As a parent, it can be challenging to know how to respond to your child when he is expressing adamant frustration. Jim Taylor, Ph.D. from Psychology Today asserts that frustration is experienced by everyone and begins as a helpful tool for recognizing when a situation requires further effort for proper resolution. If not handled in an effective way, however, frustration can quickly turn to anger, resulting in troublesome behavior. Learning how to help your child manage his frustration can assist with developing life-long skills for self-regulation.
The way in which you approach troubling behaviors with a frustrated child depends on his age. Determine age-appropriate communication methods for your child. Babies and toddlers who cannot yet talk using words need to be approached differently than preschool- and elementary-age children. A baby or toddler expressing frustration is likely experiencing some manner of discomfort such as hunger, being tired or feeling overwhelmed at a particular task. Preschool- and elementary-age children who demonstrate frustration may respond positively to a simple discussion regarding the issue at hand.
Do your best to remain calm. Reacting in an equally frustrated manner to your already frustrated child will only escalate the tension. Jim Taylor, Ph.D. from Psychology Today, emphasizes that children learn how to handle frustration by observing how their parents respond to challenging situations. Taylor asserts that by modeling calm and positive behaviors, your child will have an easier time working through his own feelings of frustration.

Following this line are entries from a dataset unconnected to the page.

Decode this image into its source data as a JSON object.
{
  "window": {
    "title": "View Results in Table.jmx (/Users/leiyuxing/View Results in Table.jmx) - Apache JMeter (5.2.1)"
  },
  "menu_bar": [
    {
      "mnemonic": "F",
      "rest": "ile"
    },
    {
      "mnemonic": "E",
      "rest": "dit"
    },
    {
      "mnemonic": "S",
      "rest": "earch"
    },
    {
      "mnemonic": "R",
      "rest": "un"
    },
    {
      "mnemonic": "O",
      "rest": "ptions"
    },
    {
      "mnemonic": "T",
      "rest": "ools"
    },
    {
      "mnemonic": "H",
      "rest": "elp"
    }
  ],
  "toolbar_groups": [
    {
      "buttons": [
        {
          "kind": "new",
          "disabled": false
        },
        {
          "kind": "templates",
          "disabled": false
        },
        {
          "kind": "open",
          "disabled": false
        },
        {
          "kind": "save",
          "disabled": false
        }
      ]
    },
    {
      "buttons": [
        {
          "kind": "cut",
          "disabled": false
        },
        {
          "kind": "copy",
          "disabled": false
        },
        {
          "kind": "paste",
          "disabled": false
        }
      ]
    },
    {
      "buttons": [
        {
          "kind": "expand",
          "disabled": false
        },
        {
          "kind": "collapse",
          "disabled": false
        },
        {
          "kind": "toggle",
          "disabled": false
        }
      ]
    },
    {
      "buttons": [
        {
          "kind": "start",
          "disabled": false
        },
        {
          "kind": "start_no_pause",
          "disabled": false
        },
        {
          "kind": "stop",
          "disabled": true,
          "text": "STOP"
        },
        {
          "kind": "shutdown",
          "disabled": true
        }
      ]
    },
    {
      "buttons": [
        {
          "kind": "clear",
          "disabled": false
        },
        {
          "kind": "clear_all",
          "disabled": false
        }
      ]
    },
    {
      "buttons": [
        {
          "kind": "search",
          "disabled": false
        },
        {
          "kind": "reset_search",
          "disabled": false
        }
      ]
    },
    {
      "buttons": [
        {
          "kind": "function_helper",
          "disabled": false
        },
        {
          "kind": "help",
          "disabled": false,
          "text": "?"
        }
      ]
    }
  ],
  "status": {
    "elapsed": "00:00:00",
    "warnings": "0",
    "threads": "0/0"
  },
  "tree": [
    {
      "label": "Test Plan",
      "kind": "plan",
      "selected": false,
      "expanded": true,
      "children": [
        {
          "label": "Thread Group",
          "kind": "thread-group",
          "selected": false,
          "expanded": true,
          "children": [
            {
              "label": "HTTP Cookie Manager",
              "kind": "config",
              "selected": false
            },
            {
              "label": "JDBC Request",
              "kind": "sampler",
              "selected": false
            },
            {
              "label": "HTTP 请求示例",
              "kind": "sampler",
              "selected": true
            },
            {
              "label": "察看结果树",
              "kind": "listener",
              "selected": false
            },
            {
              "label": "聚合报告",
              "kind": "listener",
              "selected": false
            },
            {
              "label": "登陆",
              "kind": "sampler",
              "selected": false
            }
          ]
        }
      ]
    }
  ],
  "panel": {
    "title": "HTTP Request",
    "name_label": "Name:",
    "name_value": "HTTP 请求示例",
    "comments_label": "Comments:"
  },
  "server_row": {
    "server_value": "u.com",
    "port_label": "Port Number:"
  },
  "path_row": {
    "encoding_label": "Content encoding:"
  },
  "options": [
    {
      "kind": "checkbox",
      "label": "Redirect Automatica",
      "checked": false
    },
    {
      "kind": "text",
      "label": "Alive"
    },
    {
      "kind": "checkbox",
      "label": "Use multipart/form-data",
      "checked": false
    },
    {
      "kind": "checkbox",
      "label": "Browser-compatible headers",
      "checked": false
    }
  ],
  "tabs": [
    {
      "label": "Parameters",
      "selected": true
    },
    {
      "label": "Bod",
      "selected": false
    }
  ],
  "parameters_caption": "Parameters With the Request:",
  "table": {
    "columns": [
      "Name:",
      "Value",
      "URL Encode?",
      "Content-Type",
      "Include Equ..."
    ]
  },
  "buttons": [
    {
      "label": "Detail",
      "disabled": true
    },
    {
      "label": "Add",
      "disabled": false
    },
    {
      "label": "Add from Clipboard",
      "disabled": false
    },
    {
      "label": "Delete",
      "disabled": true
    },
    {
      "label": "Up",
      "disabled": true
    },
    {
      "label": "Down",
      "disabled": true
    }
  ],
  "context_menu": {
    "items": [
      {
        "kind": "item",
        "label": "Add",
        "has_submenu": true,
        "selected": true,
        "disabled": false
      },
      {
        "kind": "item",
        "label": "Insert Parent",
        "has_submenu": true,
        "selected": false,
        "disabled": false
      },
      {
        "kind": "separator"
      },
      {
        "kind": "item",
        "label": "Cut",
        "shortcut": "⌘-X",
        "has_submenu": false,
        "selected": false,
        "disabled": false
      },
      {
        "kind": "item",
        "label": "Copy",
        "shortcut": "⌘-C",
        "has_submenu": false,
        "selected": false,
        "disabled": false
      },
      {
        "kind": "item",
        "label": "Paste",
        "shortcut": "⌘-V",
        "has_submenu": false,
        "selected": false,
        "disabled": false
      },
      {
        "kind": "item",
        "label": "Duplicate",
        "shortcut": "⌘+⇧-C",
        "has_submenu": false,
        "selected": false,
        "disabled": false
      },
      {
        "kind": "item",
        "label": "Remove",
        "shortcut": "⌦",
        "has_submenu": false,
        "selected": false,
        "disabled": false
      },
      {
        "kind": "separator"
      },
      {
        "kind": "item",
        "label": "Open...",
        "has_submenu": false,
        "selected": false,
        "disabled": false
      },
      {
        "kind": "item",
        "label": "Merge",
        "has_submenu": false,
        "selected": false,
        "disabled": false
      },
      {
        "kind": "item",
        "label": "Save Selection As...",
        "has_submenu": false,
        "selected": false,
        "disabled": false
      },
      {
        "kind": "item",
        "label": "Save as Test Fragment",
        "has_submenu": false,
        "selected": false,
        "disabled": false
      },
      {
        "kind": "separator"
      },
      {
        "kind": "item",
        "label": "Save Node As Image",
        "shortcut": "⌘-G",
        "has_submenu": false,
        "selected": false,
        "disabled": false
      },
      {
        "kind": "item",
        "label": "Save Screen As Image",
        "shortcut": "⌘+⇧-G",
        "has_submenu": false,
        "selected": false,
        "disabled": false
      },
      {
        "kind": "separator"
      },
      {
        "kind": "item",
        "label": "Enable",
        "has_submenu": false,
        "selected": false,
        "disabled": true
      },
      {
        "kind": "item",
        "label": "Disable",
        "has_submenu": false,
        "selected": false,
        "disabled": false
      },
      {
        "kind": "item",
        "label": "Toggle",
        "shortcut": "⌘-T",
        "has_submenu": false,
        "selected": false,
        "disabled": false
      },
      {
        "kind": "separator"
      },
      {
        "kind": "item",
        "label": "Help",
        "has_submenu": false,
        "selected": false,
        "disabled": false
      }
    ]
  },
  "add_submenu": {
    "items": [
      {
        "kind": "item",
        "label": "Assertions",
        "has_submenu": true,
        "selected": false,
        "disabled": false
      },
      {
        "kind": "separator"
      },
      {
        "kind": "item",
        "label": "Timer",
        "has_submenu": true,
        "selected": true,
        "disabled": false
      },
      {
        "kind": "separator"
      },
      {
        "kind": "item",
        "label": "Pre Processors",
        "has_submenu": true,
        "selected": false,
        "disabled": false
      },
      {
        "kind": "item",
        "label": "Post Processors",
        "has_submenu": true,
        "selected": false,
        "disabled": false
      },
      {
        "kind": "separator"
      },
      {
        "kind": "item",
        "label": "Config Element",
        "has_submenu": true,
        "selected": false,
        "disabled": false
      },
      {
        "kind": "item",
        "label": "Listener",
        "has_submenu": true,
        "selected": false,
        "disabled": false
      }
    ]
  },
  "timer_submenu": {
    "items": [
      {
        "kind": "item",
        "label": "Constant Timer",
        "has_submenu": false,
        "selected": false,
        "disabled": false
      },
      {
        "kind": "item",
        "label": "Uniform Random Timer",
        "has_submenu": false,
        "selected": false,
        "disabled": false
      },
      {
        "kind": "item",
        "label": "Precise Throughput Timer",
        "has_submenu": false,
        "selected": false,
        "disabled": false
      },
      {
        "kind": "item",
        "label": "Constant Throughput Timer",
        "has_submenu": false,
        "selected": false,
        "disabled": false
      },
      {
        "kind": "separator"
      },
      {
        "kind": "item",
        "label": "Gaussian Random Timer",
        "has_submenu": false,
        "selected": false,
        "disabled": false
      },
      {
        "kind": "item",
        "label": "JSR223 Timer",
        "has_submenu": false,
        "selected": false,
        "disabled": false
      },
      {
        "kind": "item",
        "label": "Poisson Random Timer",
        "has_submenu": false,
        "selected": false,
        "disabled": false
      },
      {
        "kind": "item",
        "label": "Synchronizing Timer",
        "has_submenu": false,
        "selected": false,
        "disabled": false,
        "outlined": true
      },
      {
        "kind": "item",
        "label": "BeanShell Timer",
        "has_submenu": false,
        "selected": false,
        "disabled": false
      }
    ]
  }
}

Keep discussions simple and determine the cause of your child's frustration so that you can offer appropriate resolutions. Teach your child simple calming activities that can be utilized during times of heightened aggravation. Breathing exercises such as blowing bubbles, blowing up balloons or deep breathing can help a child calm down. Physical activities like stretching, yoga or squeezing a pillow can help reduce tension. Communicate these strategies to your child and practice them on a regular basis -- even when your child is not feeling frustrated -- in order to integrate a positive approach to handling difficult emotions.
As with your style of communication, it is important to determine the best approach to disciplining a child whose behavior becomes inappropriate on a continual basis. Experiencing feelings of frustration is a completely natural response, but it is essential to teach your child correct ways to work through his frustration and handle his feelings. Sometimes redirection, distracting or offering a logical solution to a problem does not work with a child and further adult action is required to diffuse the situation.
Establish relevant consequences for your child's behavior. If you have been working with your child to teach appropriate ways to work through frustration and he continues to act out in disapproving ways, it is important for him to learn that there are consequences for his behaviors. Family specialist and National Network for Childcare member Lesia Oesterreich suggests using timeouts for children ages 3 to 12 years as a way to help children learn which behaviors are inappropriate. Oesterreich also emphasizes the importance of discussing the child's negative behavior that warranted a time-out.
Use a timer to provide a tangible and visual representation for how long your child must sit in a timeout. Establish one place in the house such as a chair or corner that is situated away from anything interesting or engaging to the child. According to pediatrician and writer for the American Academy of Pediatrics Barton D. Schmitt, MD -- reporting through the Children's Physician Network -- a timeout should last for one minute per age of the child. For example, a 3-year-old should sit in timeout for 3 minutes, a 4-year-old for 4 minutes. You can also refer to timeout as taking a break, cooling down or quiet time. This will help your child identify that timeout can be a healthy way to calm down.
Use a behavior chart as a visual aid to assist your child in developing awareness regarding how he handles his frustration. Place a sticker, happy face or star onto the chart whenever your child remembers to manage his reactions in a positive way. Keep track of how many stickers he has accumulated and reward him with a special trip to the zoo or movie night once he reaches a predetermined goal. It is important to give ample attention to acceptable behaviors so your child can learn about positive consequences as well.
Every evening, review the day with your child to discuss how he handled various situations throughout the day. Always bring attention to the positive behaviors your child displayed during the day. Reiterate the consequences that occurred in different scenarios to help your child understand how his behaviors affected both himself and others.
As your child grows a bit older and is able to talk about emotions and recognize feelings in himself and others, encourage him to draw pictures of his varying emotions. Have your child keep a feelings sketchbook or journal and help him keep track of his changing emotions on a daily basis. Developing awareness of emotions is the foundation for learning how to manage frustration when it arises.